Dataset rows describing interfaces
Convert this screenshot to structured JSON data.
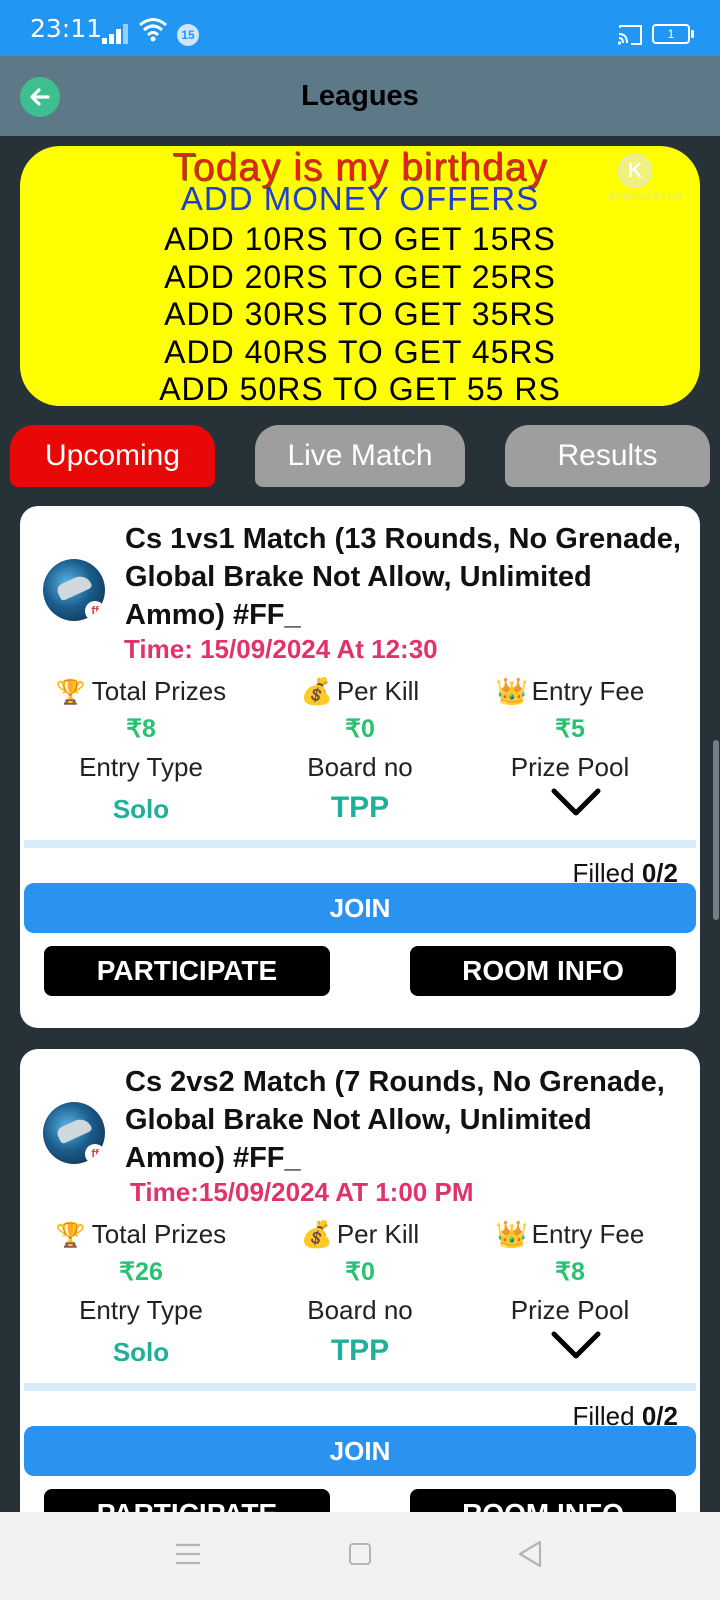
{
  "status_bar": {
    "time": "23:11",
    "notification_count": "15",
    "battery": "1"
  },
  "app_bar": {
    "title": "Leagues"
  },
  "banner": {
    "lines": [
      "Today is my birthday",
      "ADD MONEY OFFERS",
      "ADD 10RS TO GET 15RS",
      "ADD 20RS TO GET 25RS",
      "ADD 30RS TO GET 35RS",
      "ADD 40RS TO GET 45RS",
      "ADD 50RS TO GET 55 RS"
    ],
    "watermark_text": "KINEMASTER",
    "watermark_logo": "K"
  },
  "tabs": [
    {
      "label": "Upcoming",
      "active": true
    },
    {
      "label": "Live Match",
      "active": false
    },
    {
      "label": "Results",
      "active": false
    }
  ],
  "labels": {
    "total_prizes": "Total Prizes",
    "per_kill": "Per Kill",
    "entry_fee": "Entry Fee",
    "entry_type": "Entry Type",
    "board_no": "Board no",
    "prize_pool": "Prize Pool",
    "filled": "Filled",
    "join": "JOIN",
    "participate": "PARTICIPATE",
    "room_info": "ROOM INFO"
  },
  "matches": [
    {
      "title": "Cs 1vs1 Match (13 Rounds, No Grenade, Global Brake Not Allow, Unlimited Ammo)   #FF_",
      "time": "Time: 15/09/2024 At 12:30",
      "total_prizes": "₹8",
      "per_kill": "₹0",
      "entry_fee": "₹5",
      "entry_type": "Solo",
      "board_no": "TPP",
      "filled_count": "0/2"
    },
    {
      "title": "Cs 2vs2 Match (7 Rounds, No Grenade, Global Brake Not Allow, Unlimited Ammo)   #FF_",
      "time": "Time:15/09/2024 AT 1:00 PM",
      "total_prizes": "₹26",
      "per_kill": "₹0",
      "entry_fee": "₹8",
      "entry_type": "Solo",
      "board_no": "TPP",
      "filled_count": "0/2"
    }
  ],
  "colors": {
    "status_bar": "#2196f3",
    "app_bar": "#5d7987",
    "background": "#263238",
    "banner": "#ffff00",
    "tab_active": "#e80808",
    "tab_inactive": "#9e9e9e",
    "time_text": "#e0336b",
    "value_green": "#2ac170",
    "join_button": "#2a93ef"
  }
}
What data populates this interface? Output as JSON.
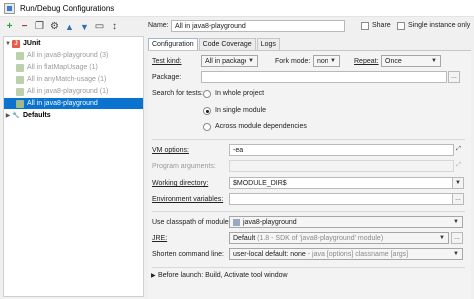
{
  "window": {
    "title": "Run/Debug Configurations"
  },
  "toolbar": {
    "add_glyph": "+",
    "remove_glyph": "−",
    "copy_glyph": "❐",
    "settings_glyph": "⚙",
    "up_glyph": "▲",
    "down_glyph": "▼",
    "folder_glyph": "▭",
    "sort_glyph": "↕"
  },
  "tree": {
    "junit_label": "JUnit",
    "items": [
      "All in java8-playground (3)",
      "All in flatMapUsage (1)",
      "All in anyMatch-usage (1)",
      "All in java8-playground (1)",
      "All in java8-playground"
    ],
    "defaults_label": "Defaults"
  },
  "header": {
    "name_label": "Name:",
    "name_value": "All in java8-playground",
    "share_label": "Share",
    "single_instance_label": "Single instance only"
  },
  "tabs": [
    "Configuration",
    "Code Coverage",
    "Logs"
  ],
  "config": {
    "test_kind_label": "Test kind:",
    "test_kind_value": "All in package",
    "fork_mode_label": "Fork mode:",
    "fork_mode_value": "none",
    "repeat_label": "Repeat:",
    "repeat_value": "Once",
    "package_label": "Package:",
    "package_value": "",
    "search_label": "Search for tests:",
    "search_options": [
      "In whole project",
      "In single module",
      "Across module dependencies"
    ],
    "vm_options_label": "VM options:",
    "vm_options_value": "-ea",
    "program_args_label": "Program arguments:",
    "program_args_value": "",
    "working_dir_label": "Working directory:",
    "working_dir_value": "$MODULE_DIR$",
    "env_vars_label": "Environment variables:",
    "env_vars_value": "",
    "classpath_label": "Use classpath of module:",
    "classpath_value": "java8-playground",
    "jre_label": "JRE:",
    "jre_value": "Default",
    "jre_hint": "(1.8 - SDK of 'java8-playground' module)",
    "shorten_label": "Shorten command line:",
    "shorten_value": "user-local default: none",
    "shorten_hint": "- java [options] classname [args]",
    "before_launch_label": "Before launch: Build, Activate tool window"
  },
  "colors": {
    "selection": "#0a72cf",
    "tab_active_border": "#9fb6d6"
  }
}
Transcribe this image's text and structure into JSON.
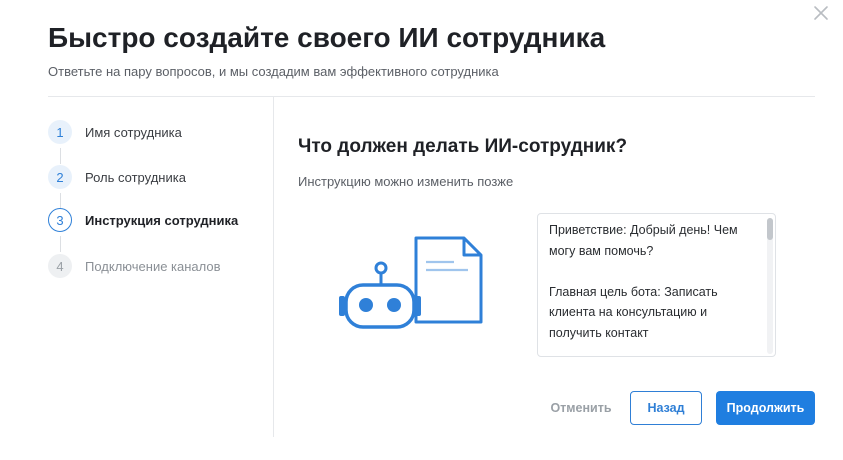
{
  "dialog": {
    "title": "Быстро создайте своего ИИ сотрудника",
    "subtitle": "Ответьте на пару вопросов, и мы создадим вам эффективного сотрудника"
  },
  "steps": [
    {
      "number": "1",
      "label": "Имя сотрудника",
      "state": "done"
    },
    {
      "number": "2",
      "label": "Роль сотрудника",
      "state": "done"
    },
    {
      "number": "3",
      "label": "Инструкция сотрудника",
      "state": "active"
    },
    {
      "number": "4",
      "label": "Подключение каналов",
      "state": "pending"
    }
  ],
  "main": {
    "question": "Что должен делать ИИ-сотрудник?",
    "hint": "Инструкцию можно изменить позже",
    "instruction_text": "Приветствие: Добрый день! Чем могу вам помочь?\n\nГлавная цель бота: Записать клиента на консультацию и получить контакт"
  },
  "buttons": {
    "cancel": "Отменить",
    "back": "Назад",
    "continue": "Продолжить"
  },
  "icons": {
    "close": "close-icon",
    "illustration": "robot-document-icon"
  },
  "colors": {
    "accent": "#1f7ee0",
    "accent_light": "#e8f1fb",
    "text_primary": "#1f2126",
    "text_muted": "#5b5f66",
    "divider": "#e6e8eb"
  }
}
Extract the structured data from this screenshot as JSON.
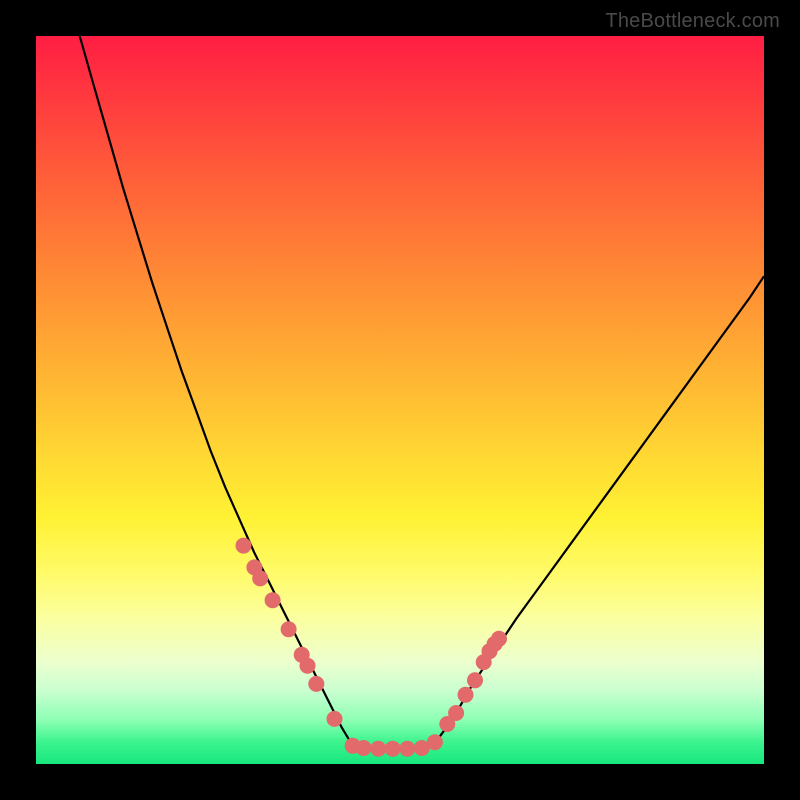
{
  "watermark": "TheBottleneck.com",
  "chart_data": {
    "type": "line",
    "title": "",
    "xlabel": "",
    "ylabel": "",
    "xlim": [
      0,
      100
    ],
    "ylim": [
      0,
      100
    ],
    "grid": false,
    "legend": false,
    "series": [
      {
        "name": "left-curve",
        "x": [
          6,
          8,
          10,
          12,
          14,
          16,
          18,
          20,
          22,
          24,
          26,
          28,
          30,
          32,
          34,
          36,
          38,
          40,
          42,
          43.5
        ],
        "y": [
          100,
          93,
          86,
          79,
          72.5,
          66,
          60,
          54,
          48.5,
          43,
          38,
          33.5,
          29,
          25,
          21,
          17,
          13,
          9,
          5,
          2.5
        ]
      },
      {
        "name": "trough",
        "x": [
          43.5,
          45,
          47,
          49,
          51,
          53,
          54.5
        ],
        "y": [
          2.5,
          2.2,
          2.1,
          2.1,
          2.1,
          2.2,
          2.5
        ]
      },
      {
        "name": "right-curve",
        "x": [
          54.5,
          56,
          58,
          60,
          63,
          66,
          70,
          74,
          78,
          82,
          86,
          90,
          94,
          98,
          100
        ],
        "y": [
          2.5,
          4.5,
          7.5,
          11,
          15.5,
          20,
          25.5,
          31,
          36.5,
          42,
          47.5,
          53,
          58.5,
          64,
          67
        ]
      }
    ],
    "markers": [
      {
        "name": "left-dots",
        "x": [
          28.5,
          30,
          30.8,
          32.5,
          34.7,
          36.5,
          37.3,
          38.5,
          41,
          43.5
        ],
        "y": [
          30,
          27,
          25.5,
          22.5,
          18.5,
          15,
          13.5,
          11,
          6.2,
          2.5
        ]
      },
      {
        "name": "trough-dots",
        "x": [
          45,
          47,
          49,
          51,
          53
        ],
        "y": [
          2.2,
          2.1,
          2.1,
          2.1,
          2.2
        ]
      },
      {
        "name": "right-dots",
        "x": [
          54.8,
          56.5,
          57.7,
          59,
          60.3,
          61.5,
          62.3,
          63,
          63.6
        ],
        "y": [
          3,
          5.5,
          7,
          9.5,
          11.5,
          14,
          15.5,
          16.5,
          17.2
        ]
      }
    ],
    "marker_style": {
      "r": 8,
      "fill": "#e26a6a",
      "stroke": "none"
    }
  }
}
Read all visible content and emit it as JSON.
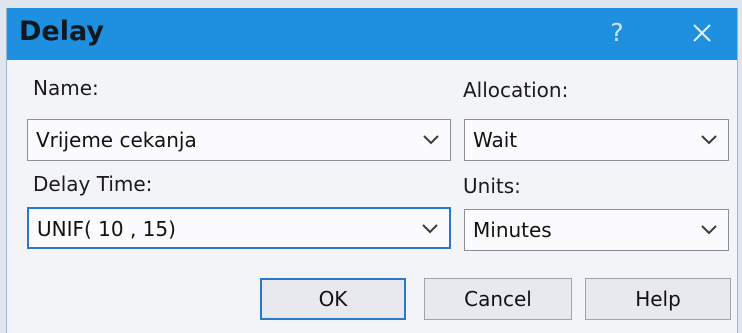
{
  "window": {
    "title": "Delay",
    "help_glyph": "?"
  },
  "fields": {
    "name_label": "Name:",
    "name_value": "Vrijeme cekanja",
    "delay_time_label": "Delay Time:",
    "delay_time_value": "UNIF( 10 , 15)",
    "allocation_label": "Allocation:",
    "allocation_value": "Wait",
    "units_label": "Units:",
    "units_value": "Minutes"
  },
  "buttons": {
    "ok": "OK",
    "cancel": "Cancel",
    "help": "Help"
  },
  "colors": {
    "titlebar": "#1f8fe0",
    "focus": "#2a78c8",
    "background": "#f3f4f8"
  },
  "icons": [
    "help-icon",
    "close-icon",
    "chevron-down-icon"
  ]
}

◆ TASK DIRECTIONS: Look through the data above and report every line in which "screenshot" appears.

◆ WRITTEN REPLY:
Convert this screenshot to structured JSON data.
Extract the structured data from this screenshot as JSON.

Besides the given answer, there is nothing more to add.